- _EXCERPTED RECORDS_:
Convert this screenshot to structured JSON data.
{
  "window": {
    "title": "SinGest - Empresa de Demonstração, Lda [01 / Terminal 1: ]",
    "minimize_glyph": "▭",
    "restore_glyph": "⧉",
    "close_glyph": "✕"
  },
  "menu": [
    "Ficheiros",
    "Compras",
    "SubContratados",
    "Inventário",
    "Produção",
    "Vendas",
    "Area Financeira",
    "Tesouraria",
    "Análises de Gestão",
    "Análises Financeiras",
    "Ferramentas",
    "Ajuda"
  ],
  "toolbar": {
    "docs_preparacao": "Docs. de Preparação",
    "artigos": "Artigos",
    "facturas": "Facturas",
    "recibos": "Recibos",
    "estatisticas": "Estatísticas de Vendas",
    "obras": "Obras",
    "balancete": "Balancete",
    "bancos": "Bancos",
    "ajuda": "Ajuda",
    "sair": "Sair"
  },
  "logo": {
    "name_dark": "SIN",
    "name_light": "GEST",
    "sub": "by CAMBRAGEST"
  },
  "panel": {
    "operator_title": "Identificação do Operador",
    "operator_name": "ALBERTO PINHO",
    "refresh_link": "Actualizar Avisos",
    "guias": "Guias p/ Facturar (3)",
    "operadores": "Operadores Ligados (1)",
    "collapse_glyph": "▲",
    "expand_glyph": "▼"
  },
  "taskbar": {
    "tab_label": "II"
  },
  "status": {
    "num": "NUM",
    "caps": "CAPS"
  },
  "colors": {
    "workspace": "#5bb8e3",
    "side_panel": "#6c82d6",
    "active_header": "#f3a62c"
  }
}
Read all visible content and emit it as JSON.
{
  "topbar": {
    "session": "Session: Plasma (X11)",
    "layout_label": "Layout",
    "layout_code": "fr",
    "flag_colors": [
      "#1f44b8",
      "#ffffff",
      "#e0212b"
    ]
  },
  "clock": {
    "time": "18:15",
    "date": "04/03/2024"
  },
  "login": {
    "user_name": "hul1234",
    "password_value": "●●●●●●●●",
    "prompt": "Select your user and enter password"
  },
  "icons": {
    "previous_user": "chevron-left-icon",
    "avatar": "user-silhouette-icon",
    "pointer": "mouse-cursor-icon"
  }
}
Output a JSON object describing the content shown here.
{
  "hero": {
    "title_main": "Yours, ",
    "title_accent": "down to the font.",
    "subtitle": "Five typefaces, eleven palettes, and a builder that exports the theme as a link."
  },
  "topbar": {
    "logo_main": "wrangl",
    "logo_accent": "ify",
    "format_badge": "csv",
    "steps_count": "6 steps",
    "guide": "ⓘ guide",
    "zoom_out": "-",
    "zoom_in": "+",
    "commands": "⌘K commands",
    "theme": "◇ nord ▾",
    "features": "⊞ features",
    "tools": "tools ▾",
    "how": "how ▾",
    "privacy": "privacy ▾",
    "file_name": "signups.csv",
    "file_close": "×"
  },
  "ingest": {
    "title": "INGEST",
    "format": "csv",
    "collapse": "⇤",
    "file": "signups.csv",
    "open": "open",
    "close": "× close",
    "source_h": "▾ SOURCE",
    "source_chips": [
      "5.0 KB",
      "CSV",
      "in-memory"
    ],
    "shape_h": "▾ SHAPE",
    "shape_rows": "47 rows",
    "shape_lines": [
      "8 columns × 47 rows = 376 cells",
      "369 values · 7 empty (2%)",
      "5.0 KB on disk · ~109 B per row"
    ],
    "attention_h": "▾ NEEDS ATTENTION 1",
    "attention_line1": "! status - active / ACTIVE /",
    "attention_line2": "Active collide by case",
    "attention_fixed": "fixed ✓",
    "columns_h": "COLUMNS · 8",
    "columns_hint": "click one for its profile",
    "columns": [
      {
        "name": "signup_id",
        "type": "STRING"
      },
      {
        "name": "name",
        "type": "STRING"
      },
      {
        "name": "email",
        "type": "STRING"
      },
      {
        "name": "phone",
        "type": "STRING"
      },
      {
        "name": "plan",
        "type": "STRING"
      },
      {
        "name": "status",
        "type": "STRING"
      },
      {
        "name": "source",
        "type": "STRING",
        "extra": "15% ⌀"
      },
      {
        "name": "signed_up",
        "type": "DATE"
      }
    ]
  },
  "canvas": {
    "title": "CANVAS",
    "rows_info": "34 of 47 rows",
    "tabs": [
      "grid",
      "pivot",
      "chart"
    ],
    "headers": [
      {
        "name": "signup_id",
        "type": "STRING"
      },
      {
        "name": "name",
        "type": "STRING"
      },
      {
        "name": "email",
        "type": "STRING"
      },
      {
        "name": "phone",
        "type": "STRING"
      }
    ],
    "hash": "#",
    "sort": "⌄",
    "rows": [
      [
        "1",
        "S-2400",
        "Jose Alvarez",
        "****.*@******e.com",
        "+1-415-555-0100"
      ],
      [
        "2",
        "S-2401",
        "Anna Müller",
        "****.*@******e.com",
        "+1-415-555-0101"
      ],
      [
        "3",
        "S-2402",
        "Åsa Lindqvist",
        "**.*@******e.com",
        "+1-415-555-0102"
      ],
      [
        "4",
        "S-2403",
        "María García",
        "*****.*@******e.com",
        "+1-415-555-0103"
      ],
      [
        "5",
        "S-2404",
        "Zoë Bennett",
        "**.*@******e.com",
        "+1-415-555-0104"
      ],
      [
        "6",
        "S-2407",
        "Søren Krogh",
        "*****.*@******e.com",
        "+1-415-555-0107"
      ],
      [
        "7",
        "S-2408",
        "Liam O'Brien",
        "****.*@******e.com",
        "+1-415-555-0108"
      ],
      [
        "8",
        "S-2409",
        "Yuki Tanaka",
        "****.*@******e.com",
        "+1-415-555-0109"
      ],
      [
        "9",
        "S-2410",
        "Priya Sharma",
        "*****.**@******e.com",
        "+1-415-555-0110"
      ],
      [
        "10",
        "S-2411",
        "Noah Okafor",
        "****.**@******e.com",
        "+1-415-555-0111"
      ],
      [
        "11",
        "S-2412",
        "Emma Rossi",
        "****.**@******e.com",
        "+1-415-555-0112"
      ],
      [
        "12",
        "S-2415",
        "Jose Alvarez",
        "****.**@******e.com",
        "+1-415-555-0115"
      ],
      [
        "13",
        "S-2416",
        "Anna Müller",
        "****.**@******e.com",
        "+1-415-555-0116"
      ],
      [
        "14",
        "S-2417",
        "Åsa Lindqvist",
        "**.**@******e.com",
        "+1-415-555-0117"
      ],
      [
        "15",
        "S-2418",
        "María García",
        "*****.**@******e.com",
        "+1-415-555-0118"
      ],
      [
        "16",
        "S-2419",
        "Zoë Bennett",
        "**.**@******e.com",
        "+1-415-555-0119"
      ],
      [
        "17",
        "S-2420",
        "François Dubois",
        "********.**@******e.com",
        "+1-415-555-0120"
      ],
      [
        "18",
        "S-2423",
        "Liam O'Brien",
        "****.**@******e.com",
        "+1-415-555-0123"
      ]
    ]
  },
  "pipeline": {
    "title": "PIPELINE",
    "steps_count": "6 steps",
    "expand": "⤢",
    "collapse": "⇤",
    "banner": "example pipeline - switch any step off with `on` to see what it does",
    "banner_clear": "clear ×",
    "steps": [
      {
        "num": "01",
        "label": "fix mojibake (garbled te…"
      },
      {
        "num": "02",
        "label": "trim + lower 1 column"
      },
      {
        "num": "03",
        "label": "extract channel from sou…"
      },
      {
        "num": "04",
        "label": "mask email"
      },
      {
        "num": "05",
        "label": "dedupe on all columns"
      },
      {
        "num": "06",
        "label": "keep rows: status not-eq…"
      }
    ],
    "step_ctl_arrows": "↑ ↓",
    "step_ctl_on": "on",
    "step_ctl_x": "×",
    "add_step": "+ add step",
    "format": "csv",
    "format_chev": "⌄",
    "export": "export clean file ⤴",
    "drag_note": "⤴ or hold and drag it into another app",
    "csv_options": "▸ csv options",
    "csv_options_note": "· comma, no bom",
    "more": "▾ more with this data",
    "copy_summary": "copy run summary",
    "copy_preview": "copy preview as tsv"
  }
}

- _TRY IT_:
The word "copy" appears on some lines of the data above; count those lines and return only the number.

- _EXERCISE ANSWER_:
2